Drew Verlee20:05:32

Is it possible to programmatically go from a relational schema (say with postgres) to datomics graph schema?

Alex Miller (Clojure team)20:05:20

a table is a set of rows (entities) and columns (attributes)

Alex Miller (Clojure team)20:05:43

every cell in the table is a tuple [<row> <column> <value>]

Alex Miller (Clojure team)20:05:06

and then you have to figure out an approach to foreign keys

Alex Miller (Clojure team)20:05:52

you basically need to map a fk value in one table to the entity representing the pk in the referred table

Alex Miller (Clojure team)20:05:44

I’ve only hand-waved past a few dozen critical details, but that’s the broad shape of it

Drew Verlee20:05:32

Thanks alex! right. I”m actually working through handling the foreign keys part right now. I just thought i would ask before i potentially went down a rabbit hole 🙂 In datomic, the refs aren’t constrained though right? so i can say this is a ref, but not really declare what to specifically?

Alex Miller (Clojure team)20:05:02

they are constrained to one entity :)

Alex Miller (Clojure team)20:05:11

but entities don’t have a “type”


there are some user blogs out in the wild describing how they’ve approached this

Drew Verlee20:05:54

Right. I’m free to have: person/dog -> cat person/dog -> dog

Alex Miller (Clojure team)20:05:56

ah, cool, hadn’t seen any of those

Drew Verlee21:05:26

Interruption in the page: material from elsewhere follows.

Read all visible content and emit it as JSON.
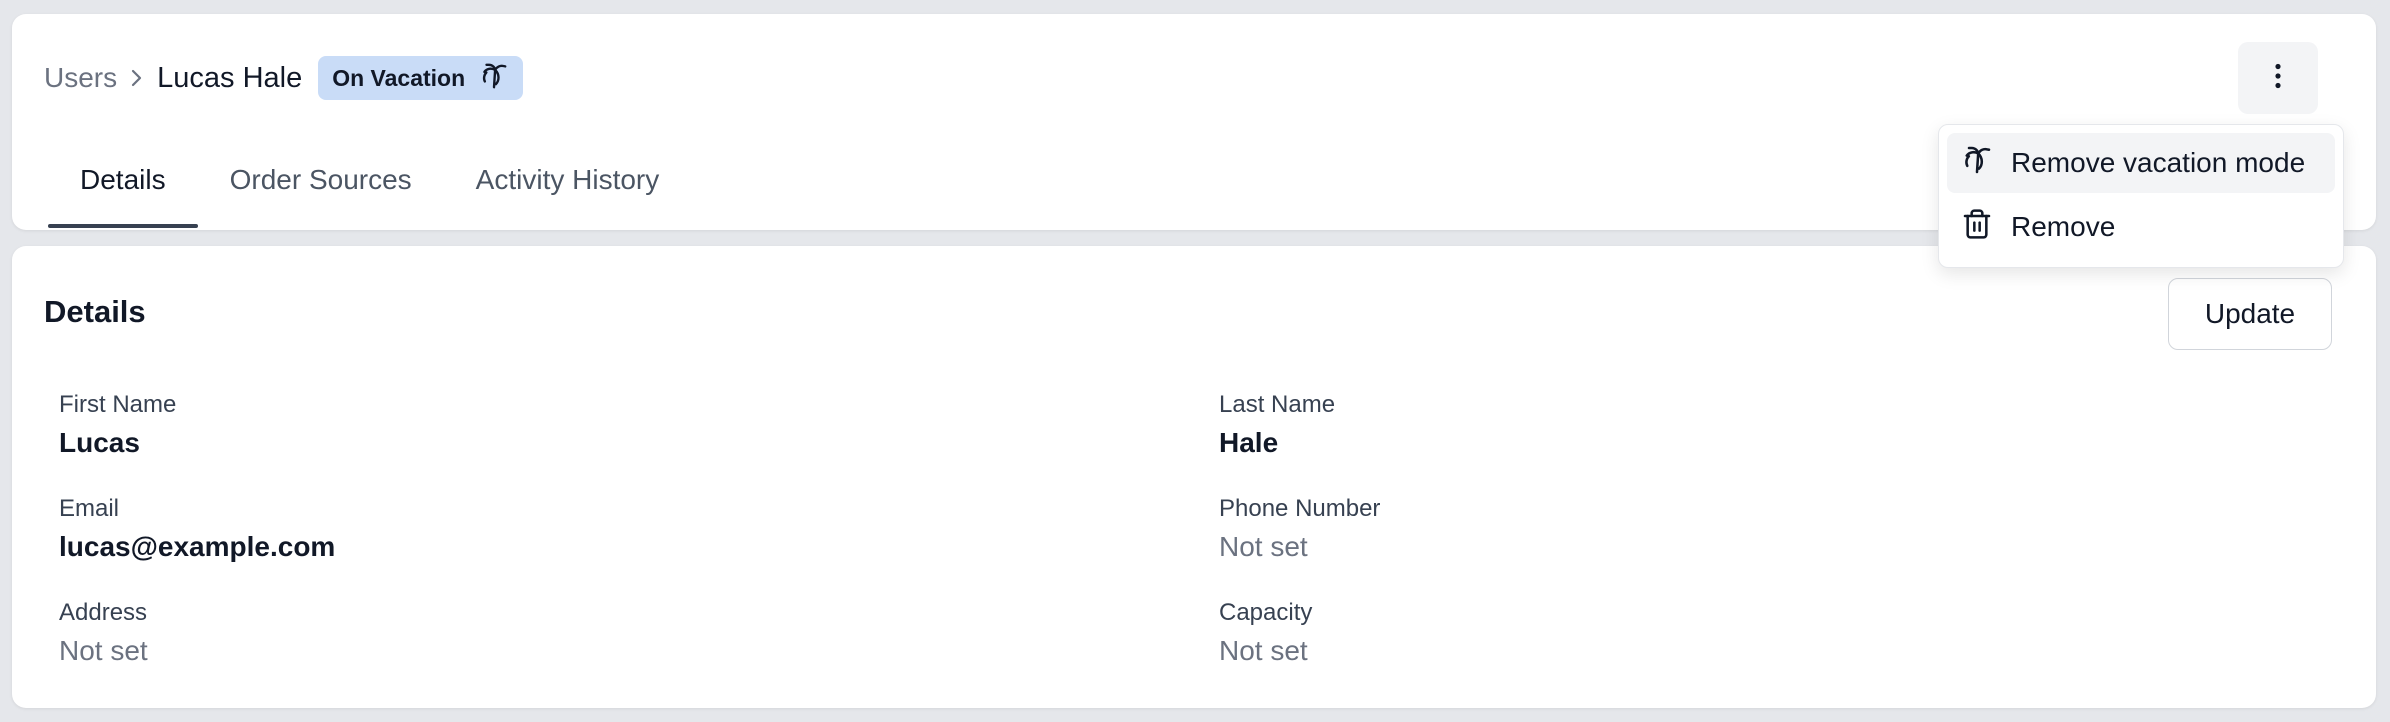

i’m going to give those a read. The use case is mostly academic. I wanted to create a tool that helped with testing by generated insert statements for my relational db. i’m looking to handle the foreign key constraints, so i need a way to walk the foreign keys. My original model puts the relational db into a simple graph. This works fine, but, as its a personal project, i wanted it to be perfect and i was remiss that you can’t really spec the graph as the keys are unique values and not really an entity map. So after some thought i was like , well datomic is a graph that has a defined schema, that would would make it clear to the user the shape. Then i thought about what it means that in order to solve a problem with a relational db it makes sense to reformat it into a datomic and how i wouldn’t have this testing problem and about 500 others if we were using datomic in the first place ….and now i need a drink 🍺